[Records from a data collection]
****************************************

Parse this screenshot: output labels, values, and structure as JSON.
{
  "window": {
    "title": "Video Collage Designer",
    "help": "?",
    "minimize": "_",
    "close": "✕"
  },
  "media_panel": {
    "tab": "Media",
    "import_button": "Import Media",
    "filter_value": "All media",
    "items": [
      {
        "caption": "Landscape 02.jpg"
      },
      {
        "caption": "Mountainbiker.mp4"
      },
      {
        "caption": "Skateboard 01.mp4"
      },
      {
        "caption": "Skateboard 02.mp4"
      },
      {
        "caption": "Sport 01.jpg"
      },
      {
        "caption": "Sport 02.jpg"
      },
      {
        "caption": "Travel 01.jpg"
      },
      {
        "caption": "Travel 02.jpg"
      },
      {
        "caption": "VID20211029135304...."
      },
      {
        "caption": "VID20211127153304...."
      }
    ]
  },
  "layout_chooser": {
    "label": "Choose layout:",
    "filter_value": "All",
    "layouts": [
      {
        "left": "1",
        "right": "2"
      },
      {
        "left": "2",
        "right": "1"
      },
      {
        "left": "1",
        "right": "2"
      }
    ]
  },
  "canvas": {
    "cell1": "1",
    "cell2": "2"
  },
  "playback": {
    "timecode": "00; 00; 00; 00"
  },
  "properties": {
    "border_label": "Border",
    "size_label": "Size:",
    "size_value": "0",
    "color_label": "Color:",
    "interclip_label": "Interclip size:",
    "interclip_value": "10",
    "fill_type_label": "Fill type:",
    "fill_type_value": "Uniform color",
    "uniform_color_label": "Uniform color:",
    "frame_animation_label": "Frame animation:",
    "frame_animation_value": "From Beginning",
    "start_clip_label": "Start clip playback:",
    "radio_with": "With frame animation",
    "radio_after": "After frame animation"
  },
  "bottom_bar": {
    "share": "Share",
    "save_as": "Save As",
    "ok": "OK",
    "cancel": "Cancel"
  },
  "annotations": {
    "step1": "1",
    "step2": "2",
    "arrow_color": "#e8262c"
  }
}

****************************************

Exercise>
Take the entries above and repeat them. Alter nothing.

The completed task>
Parse this screenshot: output labels, values, and structure as JSON.
{
  "window": {
    "title": "Video Collage Designer",
    "help": "?",
    "minimize": "_",
    "close": "✕"
  },
  "media_panel": {
    "tab": "Media",
    "import_button": "Import Media",
    "filter_value": "All media",
    "items": [
      {
        "caption": "Landscape 02.jpg"
      },
      {
        "caption": "Mountainbiker.mp4"
      },
      {
        "caption": "Skateboard 01.mp4"
      },
      {
        "caption": "Skateboard 02.mp4"
      },
      {
        "caption": "Sport 01.jpg"
      },
      {
        "caption": "Sport 02.jpg"
      },
      {
        "caption": "Travel 01.jpg"
      },
      {
        "caption": "Travel 02.jpg"
      },
      {
        "caption": "VID20211029135304...."
      },
      {
        "caption": "VID20211127153304...."
      }
    ]
  },
  "layout_chooser": {
    "label": "Choose layout:",
    "filter_value": "All",
    "layouts": [
      {
        "left": "1",
        "right": "2"
      },
      {
        "left": "2",
        "right": "1"
      },
      {
        "left": "1",
        "right": "2"
      }
    ]
  },
  "canvas": {
    "cell1": "1",
    "cell2": "2"
  },
  "playback": {
    "timecode": "00; 00; 00; 00"
  },
  "properties": {
    "border_label": "Border",
    "size_label": "Size:",
    "size_value": "0",
    "color_label": "Color:",
    "interclip_label": "Interclip size:",
    "interclip_value": "10",
    "fill_type_label": "Fill type:",
    "fill_type_value": "Uniform color",
    "uniform_color_label": "Uniform color:",
    "frame_animation_label": "Frame animation:",
    "frame_animation_value": "From Beginning",
    "start_clip_label": "Start clip playback:",
    "radio_with": "With frame animation",
    "radio_after": "After frame animation"
  },
  "bottom_bar": {
    "share": "Share",
    "save_as": "Save As",
    "ok": "OK",
    "cancel": "Cancel"
  },
  "annotations": {
    "step1": "1",
    "step2": "2",
    "arrow_color": "#e8262c"
  }
}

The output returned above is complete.